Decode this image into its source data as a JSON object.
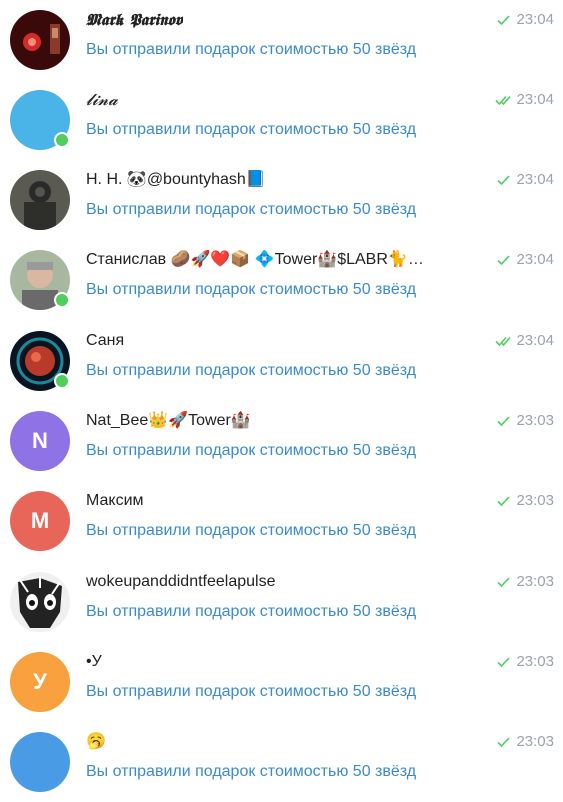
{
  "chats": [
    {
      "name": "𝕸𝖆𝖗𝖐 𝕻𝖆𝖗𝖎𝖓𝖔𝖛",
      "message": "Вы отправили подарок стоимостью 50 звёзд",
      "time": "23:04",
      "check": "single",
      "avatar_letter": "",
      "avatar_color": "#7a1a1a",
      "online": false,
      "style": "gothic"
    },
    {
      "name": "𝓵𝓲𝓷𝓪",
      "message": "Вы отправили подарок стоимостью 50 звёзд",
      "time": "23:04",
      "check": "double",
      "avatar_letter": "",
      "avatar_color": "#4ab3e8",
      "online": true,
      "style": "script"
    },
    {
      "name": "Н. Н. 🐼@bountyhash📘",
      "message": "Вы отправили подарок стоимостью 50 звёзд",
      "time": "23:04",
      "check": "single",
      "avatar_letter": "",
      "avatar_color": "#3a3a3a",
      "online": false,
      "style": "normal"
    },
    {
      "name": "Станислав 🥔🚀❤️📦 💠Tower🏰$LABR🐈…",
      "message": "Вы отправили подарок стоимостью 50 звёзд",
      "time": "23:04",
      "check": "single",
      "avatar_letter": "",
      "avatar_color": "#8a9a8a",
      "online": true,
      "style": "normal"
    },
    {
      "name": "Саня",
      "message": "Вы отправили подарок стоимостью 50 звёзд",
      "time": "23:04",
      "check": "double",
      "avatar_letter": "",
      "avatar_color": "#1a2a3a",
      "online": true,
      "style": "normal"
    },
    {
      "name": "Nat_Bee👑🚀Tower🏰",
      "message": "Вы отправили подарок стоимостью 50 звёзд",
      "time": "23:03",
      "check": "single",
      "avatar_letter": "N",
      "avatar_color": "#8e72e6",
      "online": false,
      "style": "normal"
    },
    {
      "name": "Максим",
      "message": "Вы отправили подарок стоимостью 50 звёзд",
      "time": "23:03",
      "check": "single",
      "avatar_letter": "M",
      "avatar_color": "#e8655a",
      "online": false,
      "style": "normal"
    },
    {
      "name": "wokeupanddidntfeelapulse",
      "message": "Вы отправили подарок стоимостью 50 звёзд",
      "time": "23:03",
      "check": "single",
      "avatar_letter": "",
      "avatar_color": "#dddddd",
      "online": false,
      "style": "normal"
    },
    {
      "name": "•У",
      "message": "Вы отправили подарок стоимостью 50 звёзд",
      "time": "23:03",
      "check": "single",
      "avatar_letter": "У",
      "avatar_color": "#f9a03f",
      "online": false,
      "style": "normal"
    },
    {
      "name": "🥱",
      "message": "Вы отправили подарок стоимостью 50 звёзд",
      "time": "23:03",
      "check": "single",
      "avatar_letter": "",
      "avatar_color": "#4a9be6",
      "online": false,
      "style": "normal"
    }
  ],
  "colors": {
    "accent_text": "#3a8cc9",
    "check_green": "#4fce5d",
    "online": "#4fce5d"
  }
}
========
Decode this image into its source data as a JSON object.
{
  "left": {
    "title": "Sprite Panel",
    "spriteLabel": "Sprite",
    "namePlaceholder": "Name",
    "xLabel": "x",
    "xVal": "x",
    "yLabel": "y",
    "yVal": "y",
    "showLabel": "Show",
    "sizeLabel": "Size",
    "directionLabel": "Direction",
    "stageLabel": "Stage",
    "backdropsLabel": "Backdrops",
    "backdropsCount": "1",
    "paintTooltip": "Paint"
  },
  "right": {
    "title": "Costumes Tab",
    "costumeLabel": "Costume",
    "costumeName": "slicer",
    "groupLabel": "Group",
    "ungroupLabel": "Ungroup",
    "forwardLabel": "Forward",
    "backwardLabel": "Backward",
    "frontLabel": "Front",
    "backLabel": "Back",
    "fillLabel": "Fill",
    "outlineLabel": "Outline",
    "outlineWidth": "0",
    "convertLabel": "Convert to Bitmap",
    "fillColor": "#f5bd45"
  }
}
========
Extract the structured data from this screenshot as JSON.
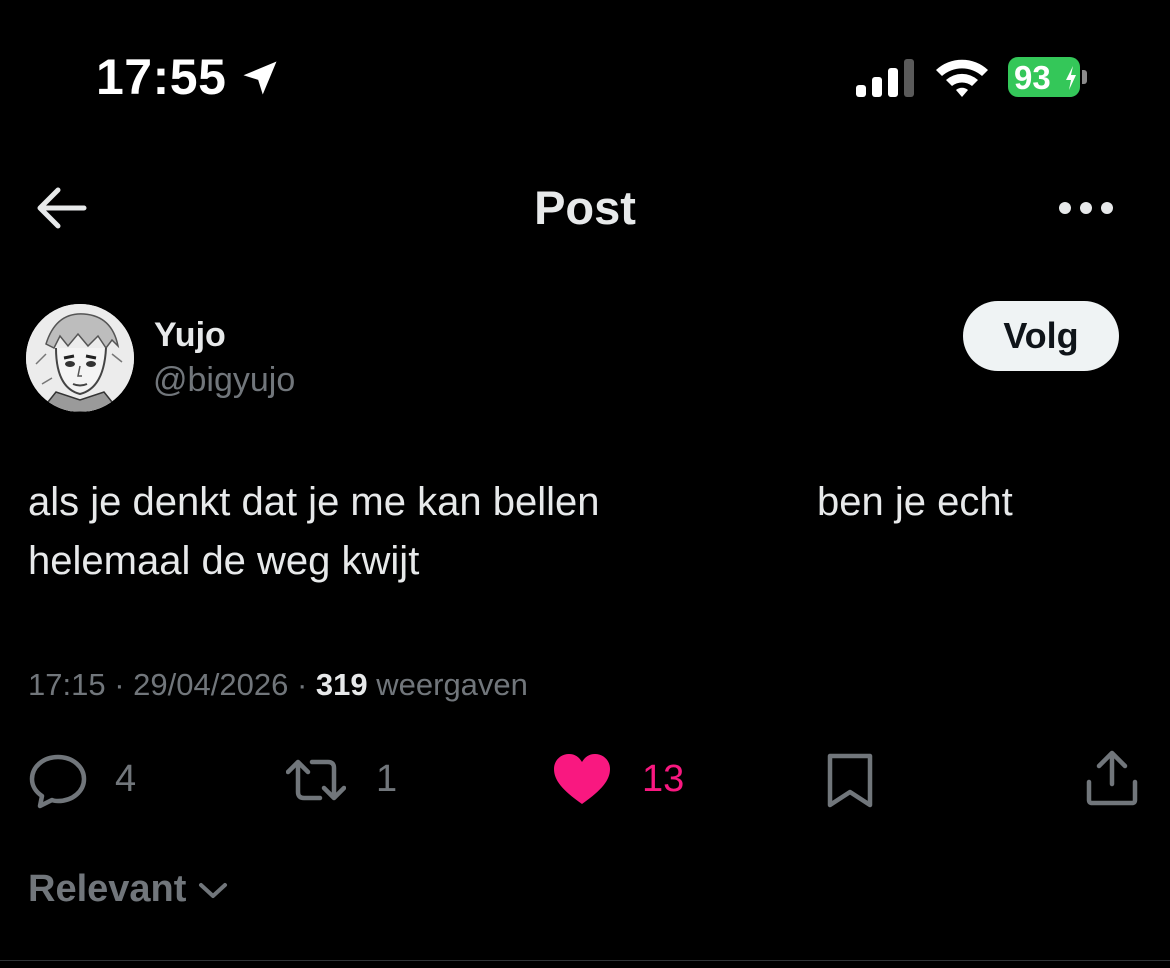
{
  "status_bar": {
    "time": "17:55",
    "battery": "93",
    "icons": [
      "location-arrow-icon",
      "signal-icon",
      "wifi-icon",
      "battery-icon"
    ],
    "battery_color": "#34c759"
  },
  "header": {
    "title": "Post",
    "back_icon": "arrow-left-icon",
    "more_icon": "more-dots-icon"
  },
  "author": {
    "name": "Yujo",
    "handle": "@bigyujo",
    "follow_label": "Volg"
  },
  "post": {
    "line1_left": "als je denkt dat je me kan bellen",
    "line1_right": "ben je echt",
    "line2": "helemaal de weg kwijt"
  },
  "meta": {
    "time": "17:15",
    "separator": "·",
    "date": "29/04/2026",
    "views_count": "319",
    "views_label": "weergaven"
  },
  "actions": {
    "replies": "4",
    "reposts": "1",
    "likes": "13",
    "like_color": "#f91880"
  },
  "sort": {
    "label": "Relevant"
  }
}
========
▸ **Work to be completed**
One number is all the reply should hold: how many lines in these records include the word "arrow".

▸ **Completed exercise**
2